References Cited in the tile of this patent UNITED STATES PATENTS 2,521,703 Emmitt Sept. 12, 1950 2,712,200 Dearlin'g July 5, 1955 FOREIGN PATENTS 157,153 Great Britain Aug. 11, 1921

Patent Citations
Cited PatentFiling datePublication dateApplicantTitle
US2521703 *Feb 18, 1946Sep 12, 1950Emmitt Helen PBall
US2712200 *Sep 24, 1952Jul 5, 1955Harry S DearlingShape-retaining interlocking toy element
GB157153A * Title not available
Referenced by
Citing PatentFiling datePublication dateApplicantTitle
US3181864 *Oct 31, 1962May 4, 1965Rolke Albert AAdjustable weight ball for bowling
US3458949 *May 21, 1965Aug 5, 1969Young George GConstruction set
US3690031 *Aug 17, 1970Sep 12, 1972Tomy Kogyo CoToy construction block set
US3701214 *Dec 22, 1970Oct 31, 1972Kyoikushuppan Co LtdFlexible, soft, foam resin assembling pieces
US3780730 *May 28, 1971Dec 25, 1973Weisman AContraceptive
US3790175 *Dec 30, 1971Feb 5, 1974Funforms IncPuzzle ball
US3941383 *Dec 2, 1974Mar 2, 1976Clarke William AVelcro projectile and target
US3999748 *Apr 22, 1975Dec 28, 1976Clarke William AChildrens game of catch
US4006908 *Apr 13, 1976Feb 8, 1977Yoichi KawamuraPractice golf ball
US4551960 *Feb 14, 1983Nov 12, 1985Fleishman Gregg RSpace frame structural system
US5207420 *Feb 24, 1992May 4, 1993Crawford Douglas MAnimal play ball
US5480143 *Mar 28, 1994Jan 2, 1996Mcmurry; Gary D.Winged practice ball
US5653593 *Oct 30, 1995Aug 5, 1997Berlinski; JamesSpaceballs
US5762336 *Jun 16, 1997Jun 9, 1998Miller, Jr.; Joseph LeeThree dimensional interlocking puzzle
US5785529 *Jul 9, 1997Jul 28, 1998Hearn; S. A.Connector for modeling kits
US6116981 *Oct 17, 1997Sep 12, 2000Patent Category Corp.Constructional pieces with deformable joints
US8197917 *Aug 16, 2010Jun 12, 2012Chi-Min WangDecoration

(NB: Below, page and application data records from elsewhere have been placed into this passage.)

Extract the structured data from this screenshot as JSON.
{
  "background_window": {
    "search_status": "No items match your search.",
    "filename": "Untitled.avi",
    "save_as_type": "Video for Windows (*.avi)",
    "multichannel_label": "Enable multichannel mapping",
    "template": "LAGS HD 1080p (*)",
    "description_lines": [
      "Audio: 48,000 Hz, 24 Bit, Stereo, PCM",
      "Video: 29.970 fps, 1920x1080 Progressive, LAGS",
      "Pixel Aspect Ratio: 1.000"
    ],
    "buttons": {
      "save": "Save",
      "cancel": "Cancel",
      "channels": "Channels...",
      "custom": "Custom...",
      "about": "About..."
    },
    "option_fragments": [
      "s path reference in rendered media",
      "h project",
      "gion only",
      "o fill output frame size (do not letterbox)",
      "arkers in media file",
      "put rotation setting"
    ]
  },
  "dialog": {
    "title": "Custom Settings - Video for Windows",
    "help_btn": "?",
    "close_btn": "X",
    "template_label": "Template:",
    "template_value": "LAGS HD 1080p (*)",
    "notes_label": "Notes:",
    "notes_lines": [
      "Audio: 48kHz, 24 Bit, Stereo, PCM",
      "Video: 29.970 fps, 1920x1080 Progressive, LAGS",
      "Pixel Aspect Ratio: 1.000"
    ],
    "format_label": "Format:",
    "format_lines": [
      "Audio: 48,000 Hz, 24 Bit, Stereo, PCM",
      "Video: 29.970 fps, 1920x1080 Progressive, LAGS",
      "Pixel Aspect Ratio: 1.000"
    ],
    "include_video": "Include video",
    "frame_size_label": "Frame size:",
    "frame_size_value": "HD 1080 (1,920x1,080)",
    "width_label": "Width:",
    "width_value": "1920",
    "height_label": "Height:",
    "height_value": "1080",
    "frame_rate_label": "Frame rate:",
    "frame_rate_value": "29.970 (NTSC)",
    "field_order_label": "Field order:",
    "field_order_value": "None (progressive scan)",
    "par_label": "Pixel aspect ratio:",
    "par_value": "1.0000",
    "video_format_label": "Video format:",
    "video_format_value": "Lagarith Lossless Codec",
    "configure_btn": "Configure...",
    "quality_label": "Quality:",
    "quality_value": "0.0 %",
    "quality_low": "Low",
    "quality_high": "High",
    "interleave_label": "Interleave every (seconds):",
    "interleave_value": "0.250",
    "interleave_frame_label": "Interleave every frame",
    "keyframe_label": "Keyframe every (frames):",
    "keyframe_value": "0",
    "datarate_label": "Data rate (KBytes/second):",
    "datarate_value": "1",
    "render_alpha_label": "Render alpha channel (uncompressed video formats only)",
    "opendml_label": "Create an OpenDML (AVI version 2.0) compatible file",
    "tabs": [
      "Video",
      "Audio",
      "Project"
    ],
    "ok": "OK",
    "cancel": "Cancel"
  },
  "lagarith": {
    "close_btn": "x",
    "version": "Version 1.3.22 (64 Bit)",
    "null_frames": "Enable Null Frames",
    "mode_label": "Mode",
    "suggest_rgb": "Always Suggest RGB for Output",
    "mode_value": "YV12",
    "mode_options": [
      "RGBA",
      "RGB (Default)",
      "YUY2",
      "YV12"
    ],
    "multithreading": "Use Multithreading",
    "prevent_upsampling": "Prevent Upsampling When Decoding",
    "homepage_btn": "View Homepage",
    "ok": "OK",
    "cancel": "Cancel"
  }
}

US8579741 *Nov 22, 2010Nov 12, 2013Waboba LimitedPlaying object having a bounce with limited unpredictability
US20110256967 *Apr 11, 2011Oct 20, 2011Mitchel ShoreRandom direction bouncer
US20120040108 *Aug 16, 2010Feb 16, 2012Chi-Min WangDecoration
US20120058706 *Jul 8, 2011Mar 8, 2012Jakks Pacific, Inc.Core with finger indentation and formed to expel an object concealed therein
US20120071281 *Nov 22, 2010Mar 22, 2012Waboba AbPlaying object having a bounce with limited unpredictability
DE4339831C1 *Nov 23, 1993Mar 16, 1995Hartmut RongeBall for games or occupational therapy
WO1998057717A1 *Jun 16, 1998Dec 23, 1998Joseph Lee Miller JrThree-dimensional interlocking puzzle
Classifications
U.S. Classification473/596, 446/124, 273/160, 15/244.3, 446/126
International ClassificationA63B43/00
Cooperative ClassificationA63B43/002
European ClassificationA63B43/00C